Each book was born as an eBook, and is now available on all manner and kinds of electronic readers and numerous eBook sites. If it weren't for small presses, sometimes called ePresses, I feel certain I would not be published. So, why all the guilt?

Because I still want all of my eBooks in print. Somehow, someway, someday...I hope to make this happen. My creations are scattered among several publishers (I'll skip over how this happened). Each publisher has a different plan for publishing prints for their contracted authors. Yes, as many publishers I have, there are that many different plans.

Of my nine full-length novels, five are in print. The remaining four are not yet, but a major goal for me is to have those in print, too.

What is important is my need to talk about loving prints, even though I own  Kindle and don't want to give it up. But honestly, it's just not the same. I've heard all the arguments on the side of  eBooks, and I do understand each and every one. Still, prints hold a place in my heart.

Last night I finished a western collection of short stories by Jory Sherman. I loved his writing and the stories are memorable. Now, I'm reading The Violin, an intriguing story by Sarah J. McNeal. Both of these are on my Kindle.

Yet, I have two books on Hold at my public library.

Home Front by Kristin Hannah. I eagerly awaited this newest release from one of my favorite authors, and found it on Amazon the day it was released. But because the eBook was $12.95, I did not buy it. I wasn't upset; I was secretly thrilled. Why? Because I can get the print at my library! I watch my Inbox every day for a message: "The book you have on Hold is now available." Yea!

At the time I placed Home Front on Hold, I asked the librarian to order a second one: Death, Island Style by Maggie Toussaint. Whichever I get first will be fine. I can't wait.

Celia Yeary-Romance...and a little bit 'o Texas    


  1. I never read print books anymore, only eBooks. The only reason I like a print book if it is one I need to study, but if it's one for enjoyment, I want an eBook. I do understand wanting your books in print though. I have readers who've asked if Last Resort and Southern Superstitions are in print, and I have to say no, only in electronic formats. At least you do have five in print. Blessings, BJ

  2. I so agree about wanting to have your own books in print - even though my own reading is now (mainly) confined to my Kindle. Holding your own book in your hands, and seeing it on your bookshelf, is a thousand times more satisfying than seeing it on a computer screen or an e-reader.
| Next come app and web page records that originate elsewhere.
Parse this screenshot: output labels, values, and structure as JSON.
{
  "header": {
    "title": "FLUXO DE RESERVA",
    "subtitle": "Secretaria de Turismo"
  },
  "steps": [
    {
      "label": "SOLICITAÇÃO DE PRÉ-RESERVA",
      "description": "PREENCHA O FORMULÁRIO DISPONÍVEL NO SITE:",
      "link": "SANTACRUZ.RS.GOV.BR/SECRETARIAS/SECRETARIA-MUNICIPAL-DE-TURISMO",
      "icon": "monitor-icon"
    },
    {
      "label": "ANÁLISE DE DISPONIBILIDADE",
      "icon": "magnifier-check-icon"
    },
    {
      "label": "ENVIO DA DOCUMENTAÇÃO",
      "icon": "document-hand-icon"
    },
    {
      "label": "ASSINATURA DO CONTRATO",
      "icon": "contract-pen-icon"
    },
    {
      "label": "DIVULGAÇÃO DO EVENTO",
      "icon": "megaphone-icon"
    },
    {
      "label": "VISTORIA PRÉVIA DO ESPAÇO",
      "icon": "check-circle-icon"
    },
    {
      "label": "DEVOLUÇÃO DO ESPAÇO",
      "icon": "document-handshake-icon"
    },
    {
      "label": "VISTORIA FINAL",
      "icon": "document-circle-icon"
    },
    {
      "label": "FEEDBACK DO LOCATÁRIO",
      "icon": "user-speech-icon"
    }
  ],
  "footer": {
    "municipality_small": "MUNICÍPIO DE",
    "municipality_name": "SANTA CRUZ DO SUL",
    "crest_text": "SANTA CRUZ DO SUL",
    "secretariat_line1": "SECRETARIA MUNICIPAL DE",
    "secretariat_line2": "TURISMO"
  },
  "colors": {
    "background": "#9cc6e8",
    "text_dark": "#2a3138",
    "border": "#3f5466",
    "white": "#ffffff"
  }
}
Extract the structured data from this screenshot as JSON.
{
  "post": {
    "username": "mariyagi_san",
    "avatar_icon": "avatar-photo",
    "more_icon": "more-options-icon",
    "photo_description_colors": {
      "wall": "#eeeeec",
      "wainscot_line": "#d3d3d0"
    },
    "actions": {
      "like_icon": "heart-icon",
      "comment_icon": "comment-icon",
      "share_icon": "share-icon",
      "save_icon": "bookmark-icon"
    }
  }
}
In addition, here in the UK, we're only just starting to catch up with the e-book revolution and 90% of my friends and contacts still want printed (and signed!) copies of my books. I would have lost a lot of sales if my books were only in e-format.

  3. BJ-More and more, I'm reading from the Kindle. I think because it's so convenient and handy. Pull up Amazon--or whereever, and click away. Tooooo easy.
    I must have the others in print. My reader base here in town won't read anything else. Most are older people, and do not want anything to do with an ereader--bless their hearts.
    Like you, I do have others out there asking about the print. We forget that the majority of the reading public choose prints. We are in our own little internet world, and I often have to stop and think...wait...most people out there have no idea what I'm doing or how.
    Thanks for you comment!

  4. PAULA--the satisfaction is the thing. I agree with you completely about having our own books in print.
    The ereader revolution is slow to reach the masses. We think everyone can see how to buy and use a Kindle...but we have to remember how many people are out there who don't even own a computer! Hard to believe, but true.
    It is true, though, that we make more per ebook--that is unless we sell them ourselve. That's where I've made some nice amounts--but it depends on the author discount. One publisher gives us a 50% discount, and when I sell the print for the regular price, I can make 5-6 dollars on one books. You can't beat that. But this publisher is a rare thing!